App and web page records
────
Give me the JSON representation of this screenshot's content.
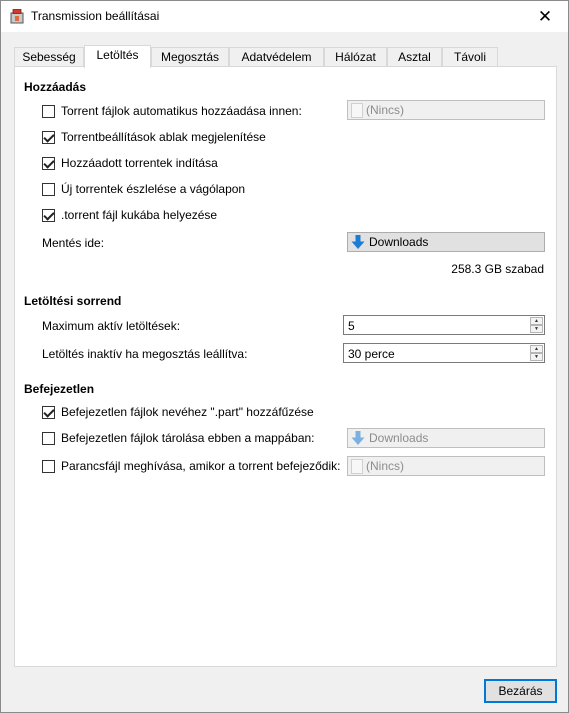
{
  "window": {
    "title": "Transmission beállításai",
    "close_glyph": "✕"
  },
  "tabs": [
    {
      "label": "Sebesség"
    },
    {
      "label": "Letöltés",
      "active": true
    },
    {
      "label": "Megosztás"
    },
    {
      "label": "Adatvédelem"
    },
    {
      "label": "Hálózat"
    },
    {
      "label": "Asztal"
    },
    {
      "label": "Távoli"
    }
  ],
  "adding": {
    "title": "Hozzáadás",
    "auto_add": {
      "label": "Torrent fájlok automatikus hozzáadása innen:",
      "checked": false,
      "chooser": "(Nincs)"
    },
    "show_options": {
      "label": "Torrentbeállítások ablak megjelenítése",
      "checked": true
    },
    "start_added": {
      "label": "Hozzáadott torrentek indítása",
      "checked": true
    },
    "detect_clipboard": {
      "label": "Új torrentek észlelése a vágólapon",
      "checked": false
    },
    "trash_torrent": {
      "label": ".torrent fájl kukába helyezése",
      "checked": true
    },
    "save_to": {
      "label": "Mentés ide:",
      "chooser": "Downloads"
    },
    "free_space": "258.3 GB szabad"
  },
  "queue": {
    "title": "Letöltési sorrend",
    "max_active": {
      "label": "Maximum aktív letöltések:",
      "value": "5"
    },
    "stalled": {
      "label": "Letöltés inaktív ha megosztás leállítva:",
      "value": "30 perce"
    }
  },
  "incomplete": {
    "title": "Befejezetlen",
    "append_part": {
      "label": "Befejezetlen fájlok nevéhez \".part\" hozzáfűzése",
      "checked": true
    },
    "keep_in_folder": {
      "label": "Befejezetlen fájlok tárolása ebben a mappában:",
      "checked": false,
      "chooser": "Downloads"
    },
    "call_script": {
      "label": "Parancsfájl meghívása, amikor a torrent befejeződik:",
      "checked": false,
      "chooser": "(Nincs)"
    }
  },
  "footer": {
    "close_label": "Bezárás"
  },
  "colors": {
    "accent": "#0078d7",
    "folder_arrow": "#1c7cd5"
  },
  "icons": {
    "app": "transmission-icon",
    "folder": "folder-download-icon",
    "file": "file-icon"
  }
}
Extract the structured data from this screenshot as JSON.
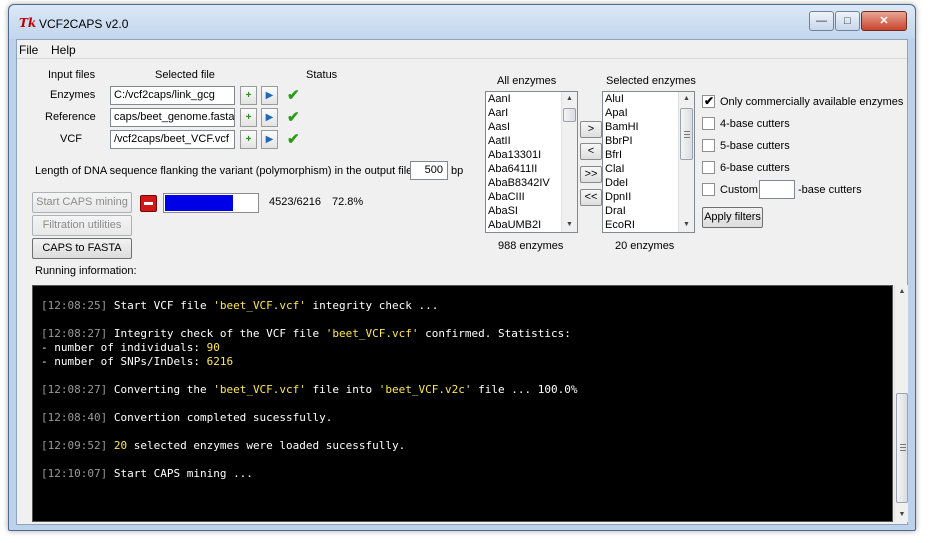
{
  "window": {
    "title": "VCF2CAPS v2.0",
    "icon": "tk-feather-icon",
    "controls": {
      "minimize": "minimize-icon",
      "maximize": "maximize-icon",
      "close": "close-icon"
    }
  },
  "menu": [
    "File",
    "Help"
  ],
  "files": {
    "header_input": "Input files",
    "header_selected": "Selected file",
    "header_status": "Status",
    "rows": [
      {
        "label": "Enzymes",
        "value": "C:/vcf2caps/link_gcg",
        "status": "check-icon"
      },
      {
        "label": "Reference",
        "value": "caps/beet_genome.fasta",
        "status": "check-icon"
      },
      {
        "label": "VCF",
        "value": "/vcf2caps/beet_VCF.vcf",
        "status": "check-icon"
      }
    ]
  },
  "flanking": {
    "label": "Length of DNA sequence flanking the variant (polymorphism) in the output file:",
    "value": "500",
    "unit": "bp"
  },
  "actions": {
    "start": "Start CAPS mining",
    "filtration": "Filtration utilities",
    "to_fasta": "CAPS to FASTA"
  },
  "progress": {
    "fraction": 0.728,
    "count_text": "4523/6216",
    "percent_text": "72.8%"
  },
  "running_info_label": "Running information:",
  "all_enzymes": {
    "header": "All enzymes",
    "items": [
      "AanI",
      "AarI",
      "AasI",
      "AatII",
      "Aba13301I",
      "Aba6411II",
      "AbaB8342IV",
      "AbaCIII",
      "AbaSI",
      "AbaUMB2I"
    ],
    "count_text": "988 enzymes"
  },
  "selected_enzymes": {
    "header": "Selected enzymes",
    "items": [
      "AluI",
      "ApaI",
      "BamHI",
      "BbrPI",
      "BfrI",
      "ClaI",
      "DdeI",
      "DpnII",
      "DraI",
      "EcoRI"
    ],
    "count_text": "20 enzymes"
  },
  "transfer_buttons": [
    ">",
    "<",
    ">>",
    "<<"
  ],
  "filters": {
    "options": [
      {
        "label": "Only commercially available enzymes",
        "checked": true
      },
      {
        "label": "4-base cutters",
        "checked": false
      },
      {
        "label": "5-base cutters",
        "checked": false
      },
      {
        "label": "6-base cutters",
        "checked": false
      }
    ],
    "custom": {
      "label": "Custom",
      "suffix": "-base cutters",
      "value": "",
      "checked": false
    },
    "apply": "Apply filters"
  },
  "log": [
    {
      "ts": "[12:08:25]",
      "parts": [
        [
          "txt",
          " Start VCF file "
        ],
        [
          "hl",
          "'beet_VCF.vcf'"
        ],
        [
          "txt",
          " integrity check ..."
        ]
      ]
    },
    {
      "ts": "[12:08:27]",
      "parts": [
        [
          "txt",
          " Integrity check of the VCF file "
        ],
        [
          "hl",
          "'beet_VCF.vcf'"
        ],
        [
          "txt",
          " confirmed. Statistics:"
        ]
      ]
    },
    {
      "ts": "",
      "parts": [
        [
          "txt",
          "- number of individuals: "
        ],
        [
          "hl",
          "90"
        ]
      ]
    },
    {
      "ts": "",
      "parts": [
        [
          "txt",
          "- number of SNPs/InDels: "
        ],
        [
          "hl",
          "6216"
        ]
      ]
    },
    {
      "ts": "[12:08:27]",
      "parts": [
        [
          "txt",
          " Converting the "
        ],
        [
          "hl",
          "'beet_VCF.vcf'"
        ],
        [
          "txt",
          " file into "
        ],
        [
          "hl",
          "'beet_VCF.v2c'"
        ],
        [
          "txt",
          " file ... 100.0%"
        ]
      ]
    },
    {
      "ts": "[12:08:40]",
      "parts": [
        [
          "txt",
          " Convertion completed sucessfully."
        ]
      ]
    },
    {
      "ts": "[12:09:52]",
      "parts": [
        [
          "hl",
          " 20"
        ],
        [
          "txt",
          " selected enzymes were loaded sucessfully."
        ]
      ]
    },
    {
      "ts": "[12:10:07]",
      "parts": [
        [
          "txt",
          " Start CAPS mining ..."
        ]
      ]
    }
  ],
  "colors": {
    "progress_fill": "#0000e6",
    "console_bg": "#000000",
    "highlight": "#ffe84a",
    "timestamp": "#9a9a9a"
  }
}
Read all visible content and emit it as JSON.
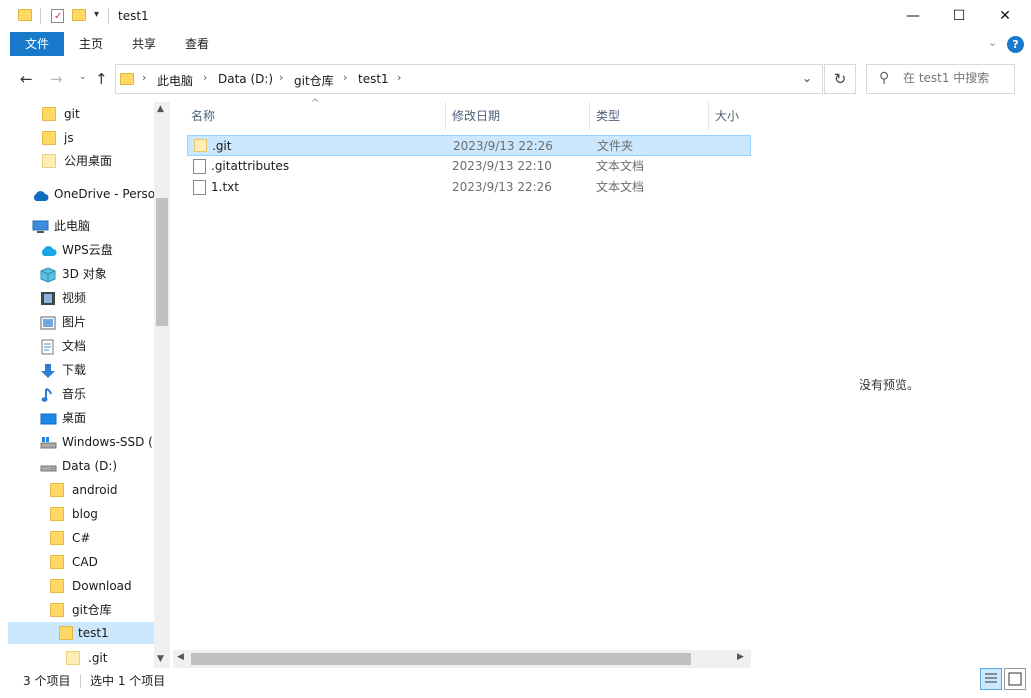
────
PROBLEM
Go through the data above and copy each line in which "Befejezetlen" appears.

ANSWER SECTION
    "title": "Befejezetlen",
      "label": "Befejezetlen fájlok nevéhez \".part\" hozzáfűzése",
      "label": "Befejezetlen fájlok tárolása ebben a mappában:",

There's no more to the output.